While Halloween is old hat for some of us, every year a new crop of trick-or-treaters makes their debut.
Over the years Halloween has shifted a little from extensive neighborhood prowling to more organized festivities such as sponsored haunted houses, school functions and block parties. Wherever families choose to go, there’s usually something fun and exciting for all ages to enjoy.
If this isn’t your child’s first Halloween adventure, you may already be familiar with some common-sense safety suggestions. It doesn’t hurt to review though.
The Centers for Disease Control and Prevention has established this rather clever outline for child safety.

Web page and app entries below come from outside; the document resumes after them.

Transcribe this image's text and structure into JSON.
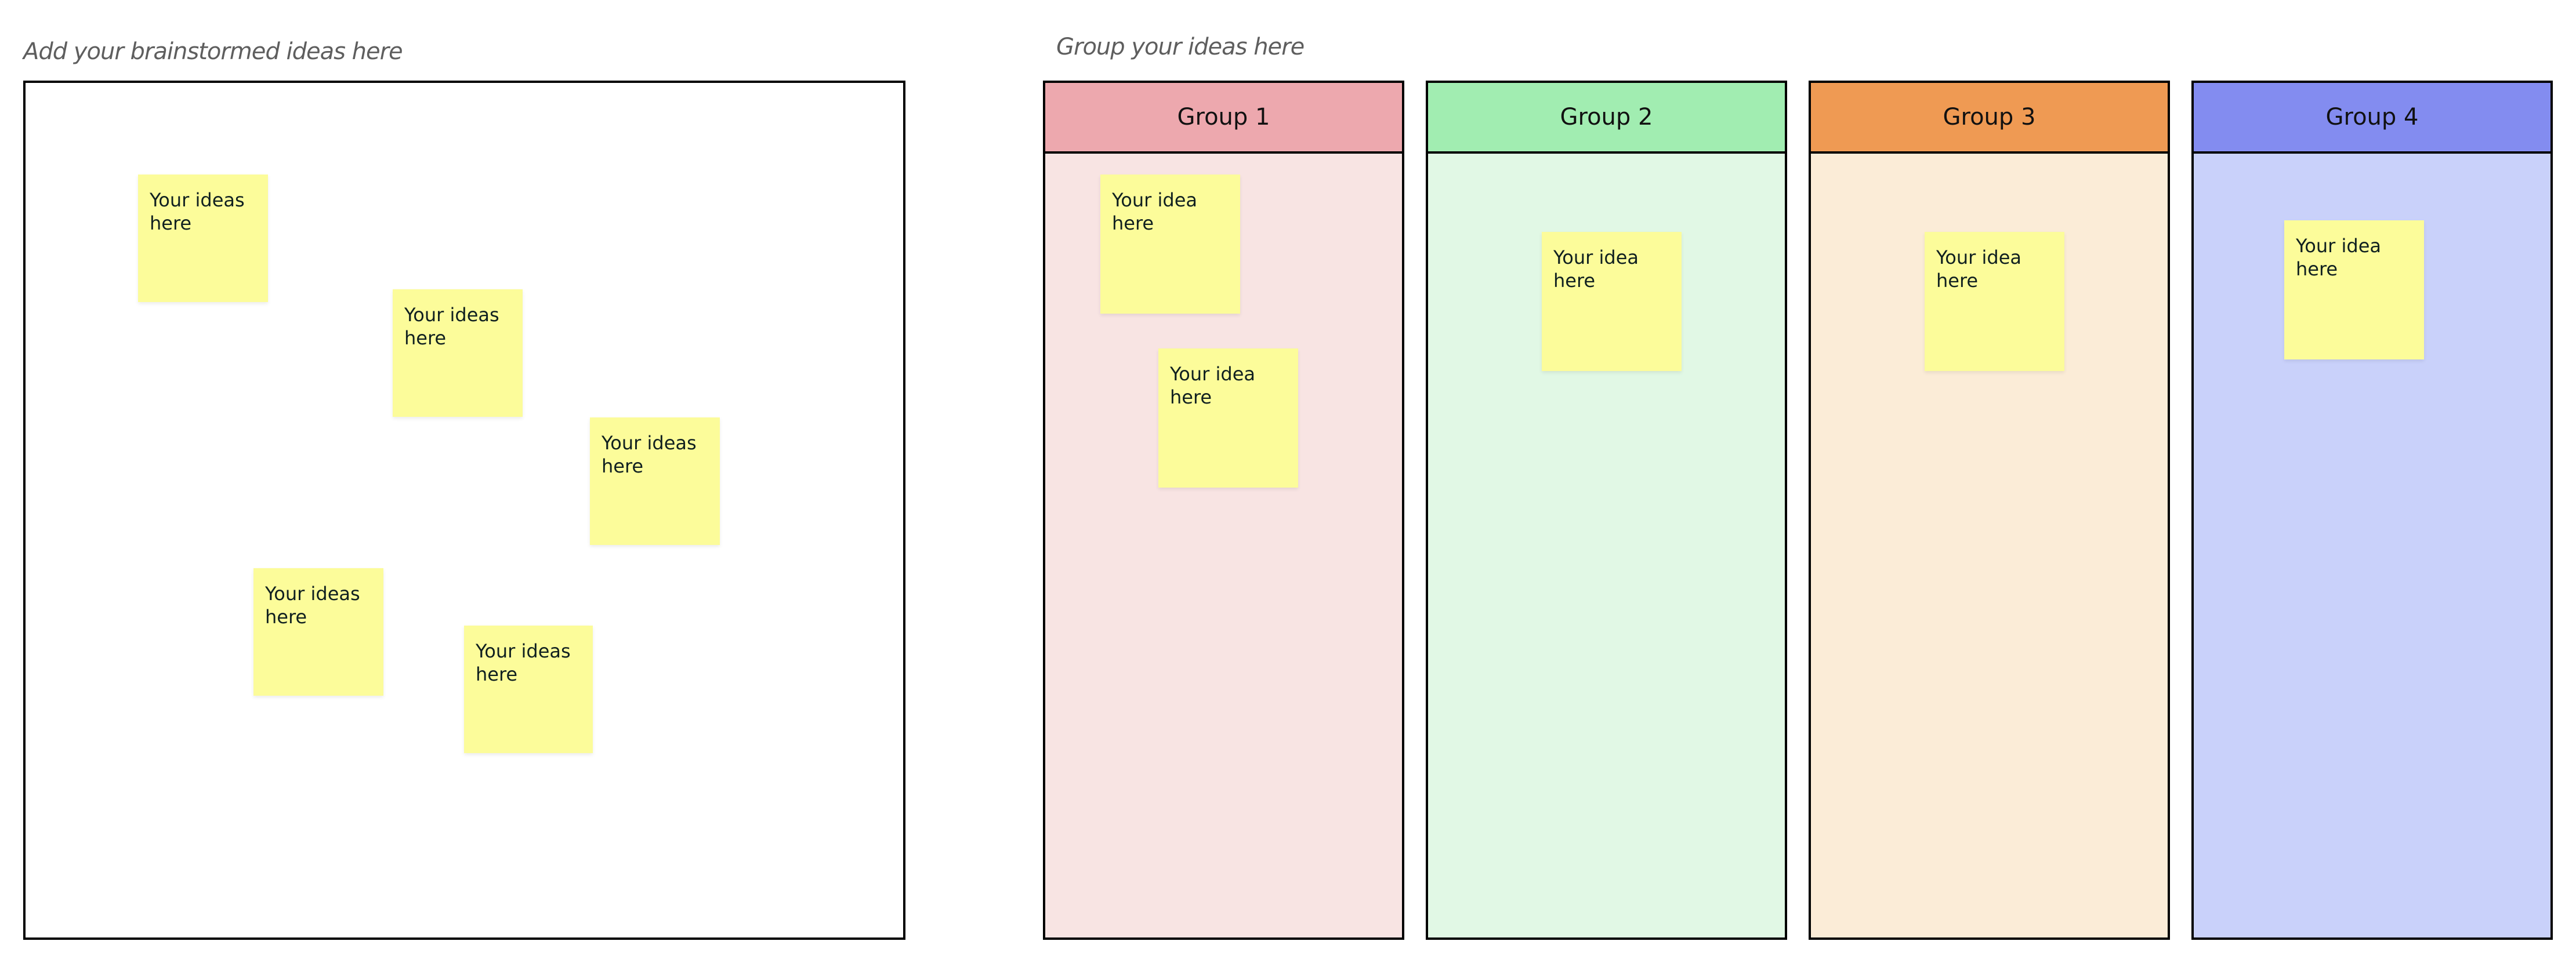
{
  "brainstorm": {
    "title": "Add your brainstormed ideas here",
    "notes": [
      {
        "text": "Your ideas here"
      },
      {
        "text": "Your ideas here"
      },
      {
        "text": "Your ideas here"
      },
      {
        "text": "Your ideas here"
      },
      {
        "text": "Your ideas here"
      }
    ]
  },
  "grouping": {
    "title": "Group your ideas here",
    "groups": [
      {
        "label": "Group 1",
        "header_color": "#eda8ae",
        "body_color": "#f8e4e3",
        "notes": [
          {
            "text": "Your idea here"
          },
          {
            "text": "Your idea here"
          }
        ]
      },
      {
        "label": "Group 2",
        "header_color": "#a1edb1",
        "body_color": "#e1f8e5",
        "notes": [
          {
            "text": "Your idea here"
          }
        ]
      },
      {
        "label": "Group 3",
        "header_color": "#ef9a53",
        "body_color": "#fbecd7",
        "notes": [
          {
            "text": "Your idea here"
          }
        ]
      },
      {
        "label": "Group 4",
        "header_color": "#838cf0",
        "body_color": "#c9d1fa",
        "notes": [
          {
            "text": "Your idea here"
          }
        ]
      }
    ]
  },
  "colors": {
    "sticky_note": "#fcfc9a",
    "border": "#000000"
  }
}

S- Swords, knives, and similar costume accessories should be short, soft, and flexible.
A- Avoid trick-or-treating alone. Walk in groups or with a trusted adult.
F- Fasten reflective tape to costumes and bags to help drivers see you.

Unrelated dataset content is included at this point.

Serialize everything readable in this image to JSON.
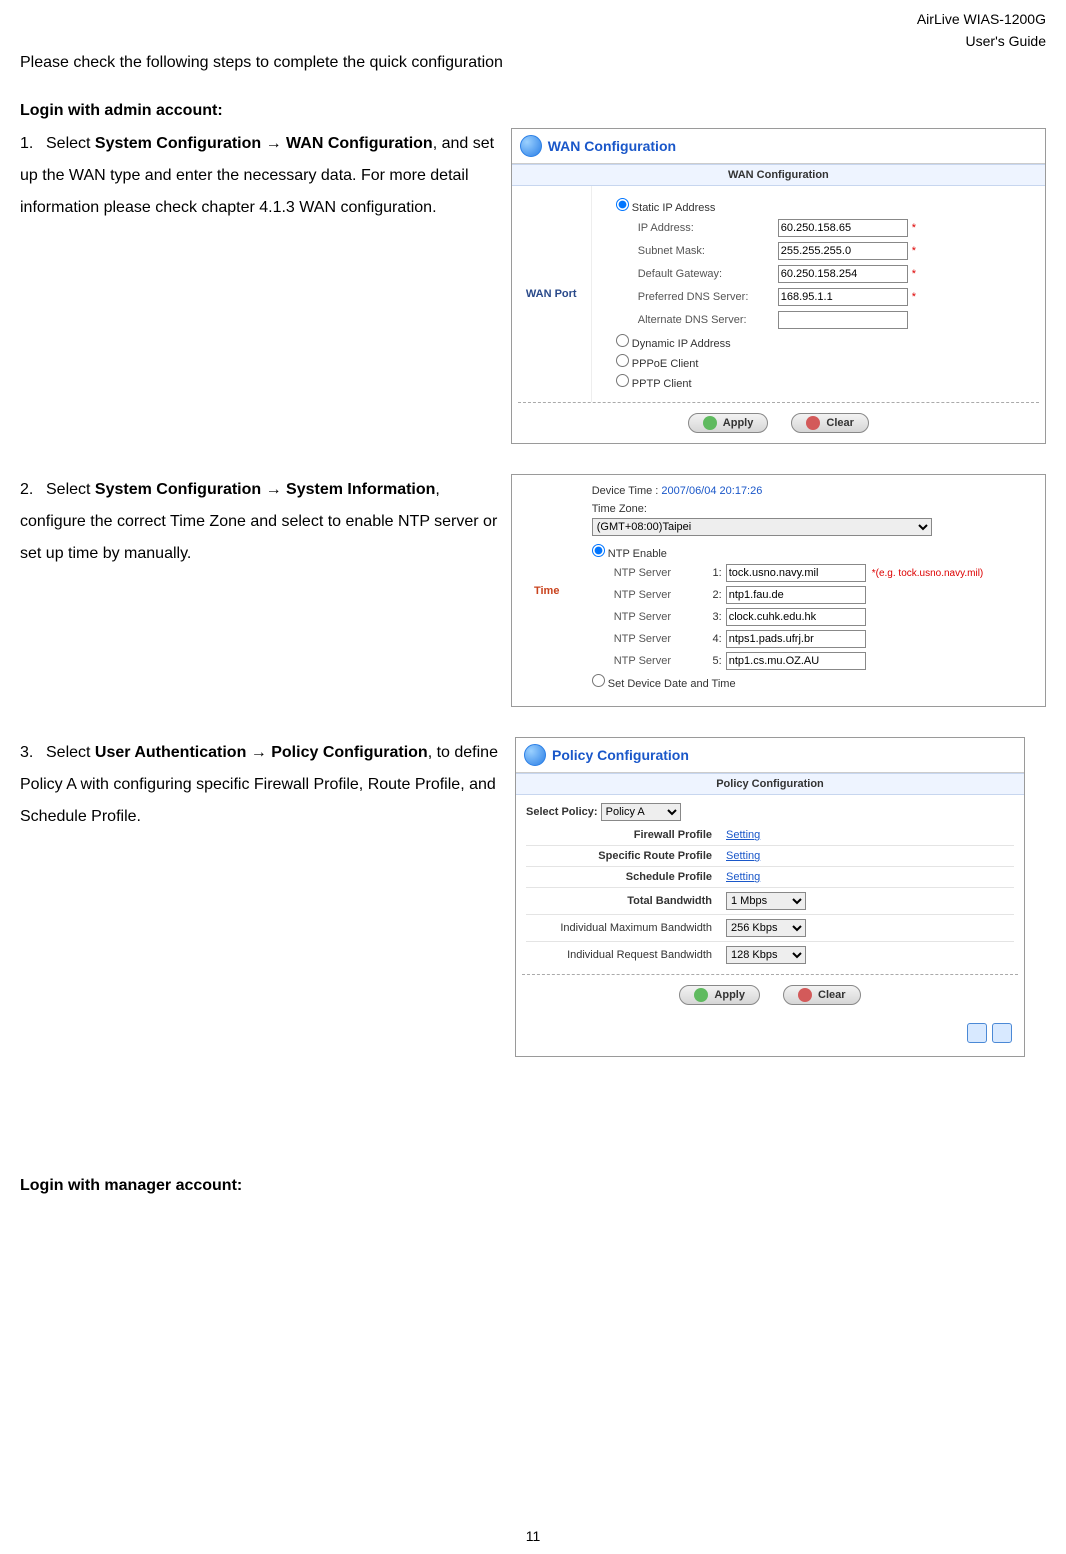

E- Examine all treats for choking hazards and tampering before eating them.
H- Hold a flashlight while trick-or-treating so you can be seen.
A- Always test make-up in a small area first for skin sensitivity. Remove it at bedtime.
L- Look both ways before crossing the street. Use crosswalks when possible.
L- Lower your risk for eye injury by not wearing decorative contact lenses.
O- Only walk on sidewalks whenever possible, or on the far edge of the road.
W- Wear well fitted masks, costumes and shoes to avoid blocked vision and tripping.
E- Eat only factory wrapped treats.
E- Enter houses only with a trusted adult. Only visit well-lit homes.
N- Never walk near lit candles or luminaries. Be sure costumes or clothing is flame-resistant.
One other thought about Halloween this year. Thousands of children on the East Coast were planning on spending Halloween with their friends and families doing what children do on Halloween. Instead they will be dealing with the devastation created by hurricane Sandy. Let’s remember to keep these families in our prayers and thoughts as they try to rebuild their lives after this real-life monster of a storm.
Have a safe and happy Halloween from the Kid’s Dr. family.
Source: http://www.cdc.gov/print.do? url=http%3A//www.cdc.gov/family/halloween/